What to produce
Your response should be an exact reproduction of the data below, beginning at the line containing "Enumerate this screenshot's" and ending with the final line.
++++++++++++++++++++
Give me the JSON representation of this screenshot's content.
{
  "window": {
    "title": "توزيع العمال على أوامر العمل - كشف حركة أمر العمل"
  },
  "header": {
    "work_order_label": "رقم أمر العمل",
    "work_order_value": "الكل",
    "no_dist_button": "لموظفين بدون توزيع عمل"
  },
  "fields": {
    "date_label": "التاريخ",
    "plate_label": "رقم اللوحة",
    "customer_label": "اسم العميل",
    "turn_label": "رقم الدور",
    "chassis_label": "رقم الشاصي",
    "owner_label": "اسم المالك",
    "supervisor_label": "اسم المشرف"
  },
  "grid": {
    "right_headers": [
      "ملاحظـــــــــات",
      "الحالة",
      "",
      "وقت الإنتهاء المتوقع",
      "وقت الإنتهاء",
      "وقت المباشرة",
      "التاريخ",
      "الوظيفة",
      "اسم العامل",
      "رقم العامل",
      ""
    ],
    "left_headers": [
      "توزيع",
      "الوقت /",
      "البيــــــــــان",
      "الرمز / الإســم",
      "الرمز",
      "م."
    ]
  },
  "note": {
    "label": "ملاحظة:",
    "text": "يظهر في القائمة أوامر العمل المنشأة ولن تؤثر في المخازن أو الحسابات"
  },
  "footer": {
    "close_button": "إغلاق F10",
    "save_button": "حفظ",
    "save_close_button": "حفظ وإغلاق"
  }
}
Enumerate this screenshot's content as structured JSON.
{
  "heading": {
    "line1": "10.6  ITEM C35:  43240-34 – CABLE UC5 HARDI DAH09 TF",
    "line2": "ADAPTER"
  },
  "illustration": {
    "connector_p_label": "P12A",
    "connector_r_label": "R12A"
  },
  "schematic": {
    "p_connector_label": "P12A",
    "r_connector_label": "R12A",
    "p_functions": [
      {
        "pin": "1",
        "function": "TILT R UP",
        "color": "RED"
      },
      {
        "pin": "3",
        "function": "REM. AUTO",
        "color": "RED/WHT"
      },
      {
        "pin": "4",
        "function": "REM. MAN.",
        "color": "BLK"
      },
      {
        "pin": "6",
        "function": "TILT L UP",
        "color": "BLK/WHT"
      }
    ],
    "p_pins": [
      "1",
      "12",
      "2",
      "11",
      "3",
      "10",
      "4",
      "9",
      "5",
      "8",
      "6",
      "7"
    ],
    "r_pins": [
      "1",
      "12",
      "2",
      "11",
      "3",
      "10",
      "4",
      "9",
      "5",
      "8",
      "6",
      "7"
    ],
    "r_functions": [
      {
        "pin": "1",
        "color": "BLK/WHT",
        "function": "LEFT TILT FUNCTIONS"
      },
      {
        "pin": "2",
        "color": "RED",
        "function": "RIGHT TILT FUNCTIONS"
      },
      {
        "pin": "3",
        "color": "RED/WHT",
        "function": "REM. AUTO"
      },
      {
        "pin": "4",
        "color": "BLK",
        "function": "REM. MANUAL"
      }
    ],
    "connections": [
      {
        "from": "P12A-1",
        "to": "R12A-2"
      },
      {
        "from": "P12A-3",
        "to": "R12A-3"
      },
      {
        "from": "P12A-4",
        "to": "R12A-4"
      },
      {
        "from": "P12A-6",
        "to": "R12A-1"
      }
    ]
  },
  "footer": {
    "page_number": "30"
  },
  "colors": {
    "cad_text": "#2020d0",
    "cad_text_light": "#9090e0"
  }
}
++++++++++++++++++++
Result of the task
Enumerate this screenshot's content as structured JSON.
{
  "heading": {
    "line1": "10.6  ITEM C35:  43240-34 – CABLE UC5 HARDI DAH09 TF",
    "line2": "ADAPTER"
  },
  "illustration": {
    "connector_p_label": "P12A",
    "connector_r_label": "R12A"
  },
  "schematic": {
    "p_connector_label": "P12A",
    "r_connector_label": "R12A",
    "p_functions": [
      {
        "pin": "1",
        "function": "TILT R UP",
        "color": "RED"
      },
      {
        "pin": "3",
        "function": "REM. AUTO",
        "color": "RED/WHT"
      },
      {
        "pin": "4",
        "function": "REM. MAN.",
        "color": "BLK"
      },
      {
        "pin": "6",
        "function": "TILT L UP",
        "color": "BLK/WHT"
      }
    ],
    "p_pins": [
      "1",
      "12",
      "2",
      "11",
      "3",
      "10",
      "4",
      "9",
      "5",
      "8",
      "6",
      "7"
    ],
    "r_pins": [
      "1",
      "12",
      "2",
      "11",
      "3",
      "10",
      "4",
      "9",
      "5",
      "8",
      "6",
      "7"
    ],
    "r_functions": [
      {
        "pin": "1",
        "color": "BLK/WHT",
        "function": "LEFT TILT FUNCTIONS"
      },
      {
        "pin": "2",
        "color": "RED",
        "function": "RIGHT TILT FUNCTIONS"
      },
      {
        "pin": "3",
        "color": "RED/WHT",
        "function": "REM. AUTO"
      },
      {
        "pin": "4",
        "color": "BLK",
        "function": "REM. MANUAL"
      }
    ],
    "connections": [
      {
        "from": "P12A-1",
        "to": "R12A-2"
      },
      {
        "from": "P12A-3",
        "to": "R12A-3"
      },
      {
        "from": "P12A-4",
        "to": "R12A-4"
      },
      {
        "from": "P12A-6",
        "to": "R12A-1"
      }
    ]
  },
  "footer": {
    "page_number": "30"
  },
  "colors": {
    "cad_text": "#2020d0",
    "cad_text_light": "#9090e0"
  }
}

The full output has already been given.